A few years later Archie and Helen were married at St. George’s Church in London, England on 11 Oct 1904.  Archie was a real-estate agent at the time he got married, but soon he was given a lucrative job as a vice-president of his father-in-law’s company, Remington Rand.  The family seems to agree that hard work was not Archie’s forte.  He seemed to prefer hunting and fishing.  His grandsons remember fly-fishing trips to Canada and other extravagances that kept him away from his office.  Archie’s brothers George Munro Forrest and John Prescott Forrest would also work as executives for Remington Rand.

Three children followed for Archie and Helen: Marie Alexendra (1907 – 1982), John Benedict (1909 – 1976), and Henry Harper (1911 – 1970).

Marie Forrest & Henery Benedict, 1880.

Marie Forrest & Henry Benedict, 1908.

According to Don Forrest (John Benedict’s son), the upbringing was rather unusual to most of us, although it was probably not unusual at all to those in the upper classes of that time period.  He described his grandparents’ “Anglophilic” style of child raising.  That is, most of the child-rearing was handled by a nanny.  The only meal that the children shared with their parents was on Sunday afternoon and no talking was permitted at the table.  As soon as was practicable, the children were sent away to boarding school in substantial wealth.  All of this had an effect on the children, and all of them would go on to have complicated family lives themselves.  It was Don’s opinion that all three of Archie’s and Helen’s children turned out to be “wonderful people”, despite those issues.

The Archie Forrest Summer home was on Old Post Road in Rye, New York, although it was only one of their homes.  They also “wintered” in New York City, where they lived in a town house at #5 East 75th Steet in Manhattan.  The property was owned by the Benedict family, and was described as being “the size of a small Swiss hotel”.

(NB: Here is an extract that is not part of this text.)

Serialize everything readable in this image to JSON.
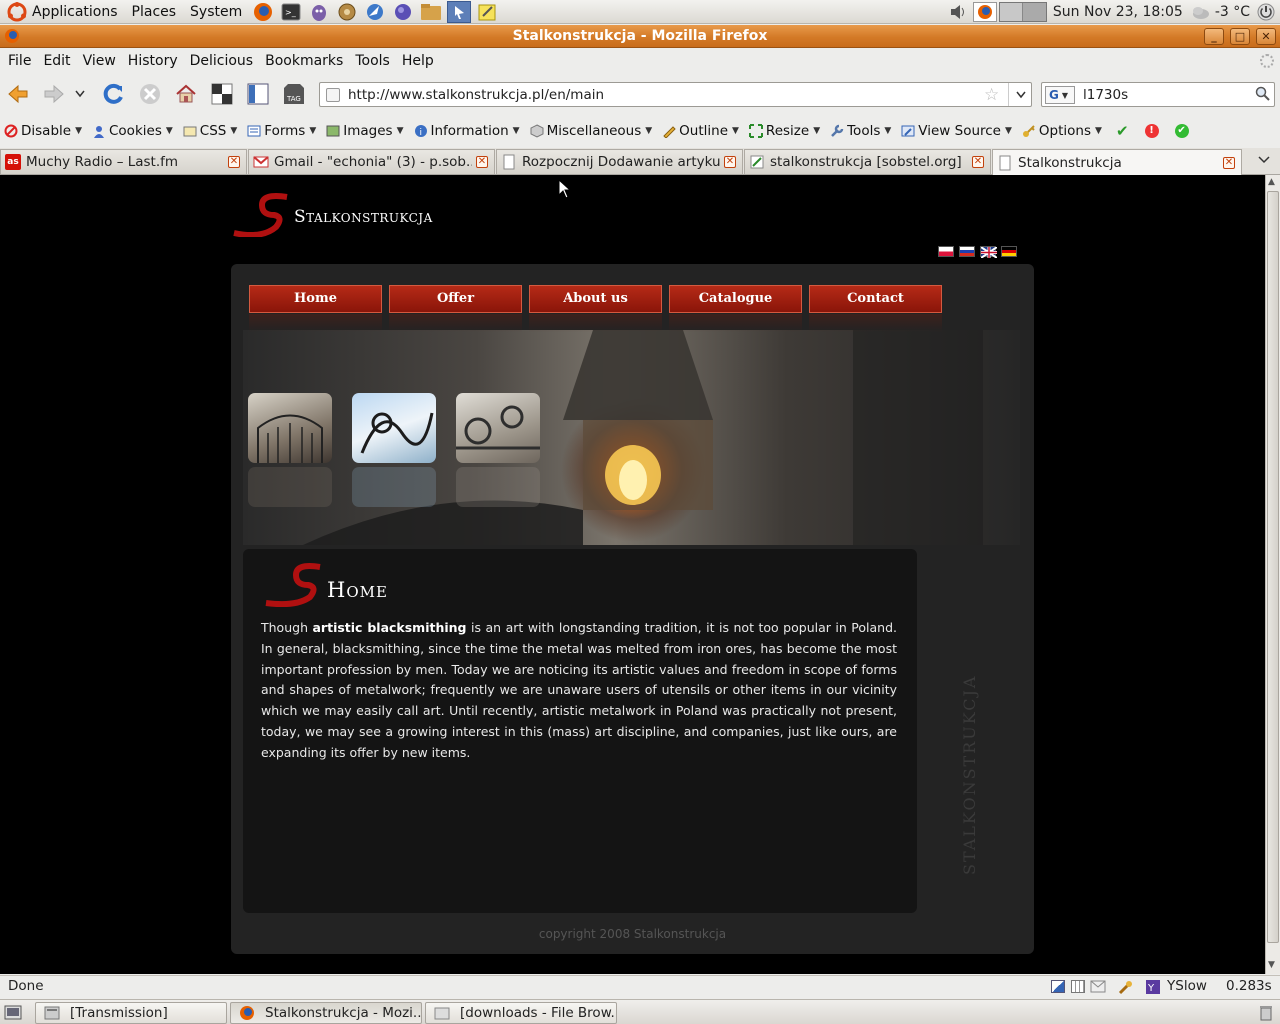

Archie was a village Trustee in Rye, and was briefly the Mayor of that town in 1930.  He and his family took trips abroad and generally lived the life of the upper class in New York.  There were cruises, in-home servants, fine clothes, and all the trappings of that lifestyle.

So with all this in mind, tonight I got my first glimpse of Archie and his family in this photo sent to me by Bruce Morse, Archie’s grandson:

Archie Forrest & Family, c1929.

Archie Forrest & Family, c1929.

I just adore this photo.  It’s so.. “New Century Explorer and his perfect family”.  The reality, of course, was much more complex, but if you give it some scrutiny, this photo captures all that complexity so perfectly.  John so handsome and charming, but with just a hint of mischief.  Henry sort of angsty and brooding.  Marie looking strong and resigned.  Archie, the distant, stylish, trendy father.  Everyone wearing their best clothes, impeccably dressed while the waves crash behind them.  This is the perfect photo for how I imagined this family to be.  I’m so grateful to have it.

Photos of Gornitz, Posen, Prussia

My Schmidt ancestors [Carl Friedrich Schmidt, Wilhelmine Winkelmann and their six children] lived on a farm in the very small village of Gornitz, Netzekreis, Posen, Prussia from about 1875 to 1892 when they immigrated to America.  According to my cousin Doris Winkelmann Sonntag, the town was destroyed by the advancing Russian Army when they swept through Netzekreis on their way to Berlin in 1945 near the end of WWII.  Almost nothing remains.  I found a site in Germany ( which has a few historic and current photos of Gornitz.  These give a tantalizing glimpse of the quiet, country lifestyle the Schmidt family had before they came to America. You can click on the photos to see larger versions.

[“Gruß aus Gornitz” means “Greetings from Gornitz”]


Prussian map showing Gornitz


The Gornitz Mill


Gornitz Mill Pond


Mill in Gornitz


E. Krumm Restaurant with banquet hall


The E. Krumm Restaurant


The Bohm Restaurant


Residential Home in Gornitz


Homestead and Farm Pond


Forest Homestead


Town Center


Gornitz Church – Historic Photo


Same church, modern photo